Lessons Learned from Nabisco’s Free The Animals Public Relations Campaign

Nabisco opened the cages and the media began to play.
In a move that attracted national media attention, Nabisco decided to change the packaging for Barnum’s Animal Cracker.

Several public relations lessons can be learned from Nabisco’s strategy.

Some background … The cookie company adjusted its graphics to eliminate the current look of caged animals on wheels. Now they will use a new packaging with the animals apparently in the wild and with no bars to speak of.
Nabisco’s parent company, Mondelez International, said they were succumbing to pressure from PETA (People for the Ethical Treatment of Animals).

According to news reports, PETA had been asking the company to change the packaging since 2016.

CBS News reported that PETA said in a letter to Mondelez: “Given the egregious cruelty inherent in circuses that use animals and growing public opposition to the exploitation of animals used for entertainment, we urge Nabisco to update its packaging to show animals that they are free to roam in their natural habitats. ”

At the same time, PETA was pressuring the cookie’s namesake, Ringling Brothers, Barnum and Bailey to free their animals.
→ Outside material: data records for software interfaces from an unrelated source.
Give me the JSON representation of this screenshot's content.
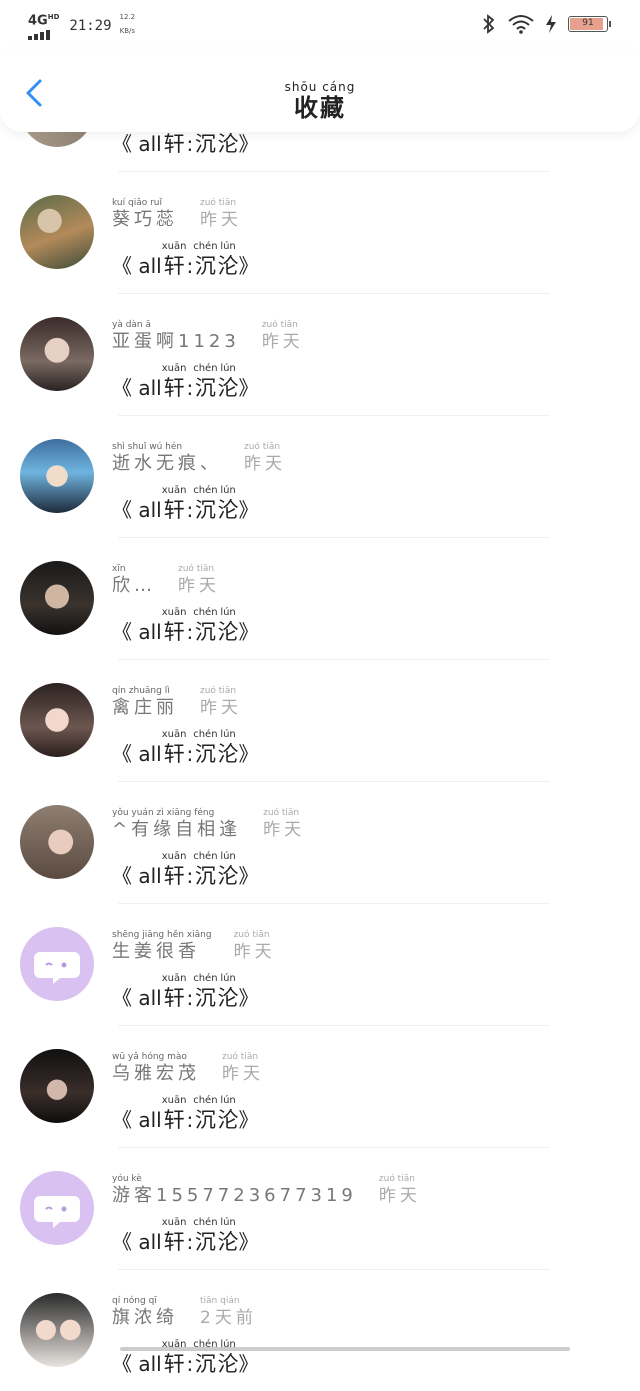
{
  "status_bar": {
    "network": "4G",
    "network_sup": "HD",
    "time": "21:29",
    "speed_value": "12.2",
    "speed_unit": "KB/s",
    "battery": "91",
    "battery_level": 0.91
  },
  "header": {
    "title_pinyin": "shōu cáng",
    "title": "收藏"
  },
  "post_title": {
    "open": "《 all",
    "xuan_pinyin": "xuān",
    "xuan": "轩",
    "colon": " : ",
    "chen_pinyin": "chén",
    "chen": "沉",
    "lun_pinyin": "lún",
    "lun": "沦",
    "close": " 》"
  },
  "items": [
    {
      "name_pinyin": "kuí qiǎo ruǐ",
      "name": "葵巧蕊",
      "time_pinyin": "zuó tiān",
      "time": "昨天",
      "avatar": "photo-shop"
    },
    {
      "name_pinyin": "yà dàn ā",
      "name": "亚蛋啊1123",
      "time_pinyin": "zuó tiān",
      "time": "昨天",
      "avatar": "anime-man"
    },
    {
      "name_pinyin": "shì shuǐ wú hén",
      "name": "逝水无痕、",
      "time_pinyin": "zuó tiān",
      "time": "昨天",
      "avatar": "anime-blue"
    },
    {
      "name_pinyin": "xīn",
      "name": "欣…",
      "time_pinyin": "zuó tiān",
      "time": "昨天",
      "avatar": "man-dark"
    },
    {
      "name_pinyin": "qín zhuāng lì",
      "name": "禽庄丽",
      "time_pinyin": "zuó tiān",
      "time": "昨天",
      "avatar": "girl"
    },
    {
      "name_pinyin": "yǒu yuán zì xiāng féng",
      "name": "^有缘自相逢",
      "time_pinyin": "zuó tiān",
      "time": "昨天",
      "avatar": "glasses"
    },
    {
      "name_pinyin": "shēng jiāng hěn xiāng",
      "name": "生姜很香",
      "time_pinyin": "zuó tiān",
      "time": "昨天",
      "avatar": "default"
    },
    {
      "name_pinyin": "wū yǎ hóng mào",
      "name": "乌雅宏茂",
      "time_pinyin": "zuó tiān",
      "time": "昨天",
      "avatar": "boy-dark"
    },
    {
      "name_pinyin": "yóu kè",
      "name": "游客1557723677319",
      "time_pinyin": "zuó tiān",
      "time": "昨天",
      "avatar": "default"
    },
    {
      "name_pinyin": "qí nóng qī",
      "name": "旗浓绮",
      "time_pinyin": "tiān qián",
      "time": "2天前",
      "avatar": "kids"
    }
  ],
  "colors": {
    "accent": "#2f8ff5",
    "default_avatar": "#d9c2f2",
    "muted_text": "#aaaaaa"
  }
}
The circus stopped using elephants as part of its show in 2016 and due to slowing ticket sales, it was withdrawn entirely in 2017.
Circus or not, the new cookie boxes have been redesigned to eliminate the implication of animals traveling in wagons for use in a show.
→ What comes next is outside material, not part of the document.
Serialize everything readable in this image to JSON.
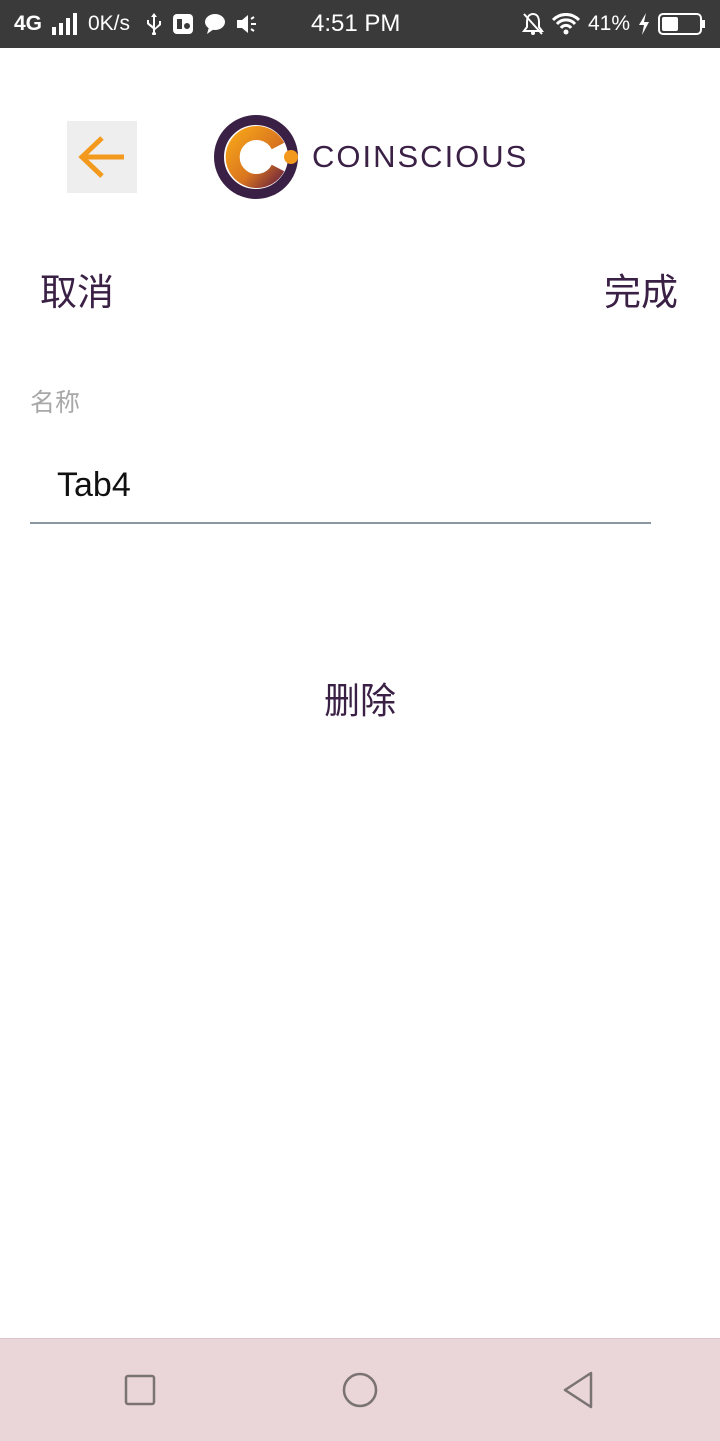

Whether or not a child, or even their parents, would connect the dots between caged animals, a traveling circus, and cruelty to animals just by looking at the package and consuming its contents is irrelevant on stage. In fact, it is a public relations work that actually has two winners.

First, PETA can take a victory lap. The organization and its 6.5 million members can be happy to have impacted the operations of another major international conglomerate and changed the face of an iconic brand.

However, the big winner is Nabisco and Mondelez. The company wins on many fronts.

One, he used his marketing bullets to attract a lot of national and international media attention.

Two, he waited for the main selling season like back to school, packing my lunch box to make his announcement. If nothing else, the news coverage should give the brand a boost this summer and fall.

Third, it creates the perception that the company is “up to date,” in tune with millennials and others who oppose anything closely related to animal cruelty.

Smaller B2B firms without an iconic 100+ year brand to turn to can still use many of Nabisco’s PR techniques.

May …
• Post any big news at a time of year that is most likely to get the most media coverage.

• Formulate your news at a time that will have a high impact with your consumers or your customers and prospects.

• Redesign or reorganize product packaging, offerings, and website to show you’re in tune with today’s market.
• Create events with priority social causes to demonstrate your modern relevance to buyers of your products.

Nabisco’s Animal Cookie Campaign offers some good PR ideas to ponder, plus some great tasting ones.

You May Also Like

Leave a Reply

Your email address will not be published. Required fields are marked *